> **Task requirements**
An exact restatement of the records below is expected.
Dataset records: Begin
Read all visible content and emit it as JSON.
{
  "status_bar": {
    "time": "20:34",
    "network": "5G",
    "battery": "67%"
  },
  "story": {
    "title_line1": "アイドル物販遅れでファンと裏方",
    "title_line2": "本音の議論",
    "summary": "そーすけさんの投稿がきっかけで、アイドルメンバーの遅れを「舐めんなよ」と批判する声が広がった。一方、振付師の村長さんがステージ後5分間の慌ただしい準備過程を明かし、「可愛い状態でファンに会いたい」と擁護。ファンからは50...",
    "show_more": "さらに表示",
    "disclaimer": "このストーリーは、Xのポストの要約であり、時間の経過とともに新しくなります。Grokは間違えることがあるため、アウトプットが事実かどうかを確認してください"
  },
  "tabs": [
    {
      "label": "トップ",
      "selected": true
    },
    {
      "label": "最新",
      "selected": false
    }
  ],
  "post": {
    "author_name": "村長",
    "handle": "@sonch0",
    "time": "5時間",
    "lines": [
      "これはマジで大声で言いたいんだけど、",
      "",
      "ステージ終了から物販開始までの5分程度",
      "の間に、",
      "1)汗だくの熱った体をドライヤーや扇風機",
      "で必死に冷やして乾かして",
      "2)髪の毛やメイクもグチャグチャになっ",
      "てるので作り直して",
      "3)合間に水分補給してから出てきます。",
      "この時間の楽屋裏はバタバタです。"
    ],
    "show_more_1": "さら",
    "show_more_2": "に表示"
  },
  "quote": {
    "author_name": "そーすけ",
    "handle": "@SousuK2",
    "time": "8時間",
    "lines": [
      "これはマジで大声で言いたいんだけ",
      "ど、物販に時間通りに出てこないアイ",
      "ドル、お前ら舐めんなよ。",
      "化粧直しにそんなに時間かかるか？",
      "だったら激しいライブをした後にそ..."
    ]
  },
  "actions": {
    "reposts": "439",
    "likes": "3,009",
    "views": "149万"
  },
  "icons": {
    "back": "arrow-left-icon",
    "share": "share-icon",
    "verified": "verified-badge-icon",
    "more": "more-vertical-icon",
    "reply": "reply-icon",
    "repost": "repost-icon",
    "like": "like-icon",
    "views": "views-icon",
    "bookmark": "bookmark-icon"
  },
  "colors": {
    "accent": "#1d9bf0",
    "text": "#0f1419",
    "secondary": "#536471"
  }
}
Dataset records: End
> **Reply**
Read all visible content and emit it as JSON.
{
  "status_bar": {
    "time": "20:34",
    "network": "5G",
    "battery": "67%"
  },
  "story": {
    "title_line1": "アイドル物販遅れでファンと裏方",
    "title_line2": "本音の議論",
    "summary": "そーすけさんの投稿がきっかけで、アイドルメンバーの遅れを「舐めんなよ」と批判する声が広がった。一方、振付師の村長さんがステージ後5分間の慌ただしい準備過程を明かし、「可愛い状態でファンに会いたい」と擁護。ファンからは50...",
    "show_more": "さらに表示",
    "disclaimer": "このストーリーは、Xのポストの要約であり、時間の経過とともに新しくなります。Grokは間違えることがあるため、アウトプットが事実かどうかを確認してください"
  },
  "tabs": [
    {
      "label": "トップ",
      "selected": true
    },
    {
      "label": "最新",
      "selected": false
    }
  ],
  "post": {
    "author_name": "村長",
    "handle": "@sonch0",
    "time": "5時間",
    "lines": [
      "これはマジで大声で言いたいんだけど、",
      "",
      "ステージ終了から物販開始までの5分程度",
      "の間に、",
      "1)汗だくの熱った体をドライヤーや扇風機",
      "で必死に冷やして乾かして",
      "2)髪の毛やメイクもグチャグチャになっ",
      "てるので作り直して",
      "3)合間に水分補給してから出てきます。",
      "この時間の楽屋裏はバタバタです。"
    ],
    "show_more_1": "さら",
    "show_more_2": "に表示"
  },
  "quote": {
    "author_name": "そーすけ",
    "handle": "@SousuK2",
    "time": "8時間",
    "lines": [
      "これはマジで大声で言いたいんだけ",
      "ど、物販に時間通りに出てこないアイ",
      "ドル、お前ら舐めんなよ。",
      "化粧直しにそんなに時間かかるか？",
      "だったら激しいライブをした後にそ..."
    ]
  },
  "actions": {
    "reposts": "439",
    "likes": "3,009",
    "views": "149万"
  },
  "icons": {
    "back": "arrow-left-icon",
    "share": "share-icon",
    "verified": "verified-badge-icon",
    "more": "more-vertical-icon",
    "reply": "reply-icon",
    "repost": "repost-icon",
    "like": "like-icon",
    "views": "views-icon",
    "bookmark": "bookmark-icon"
  },
  "colors": {
    "accent": "#1d9bf0",
    "text": "#0f1419",
    "secondary": "#536471"
  }
}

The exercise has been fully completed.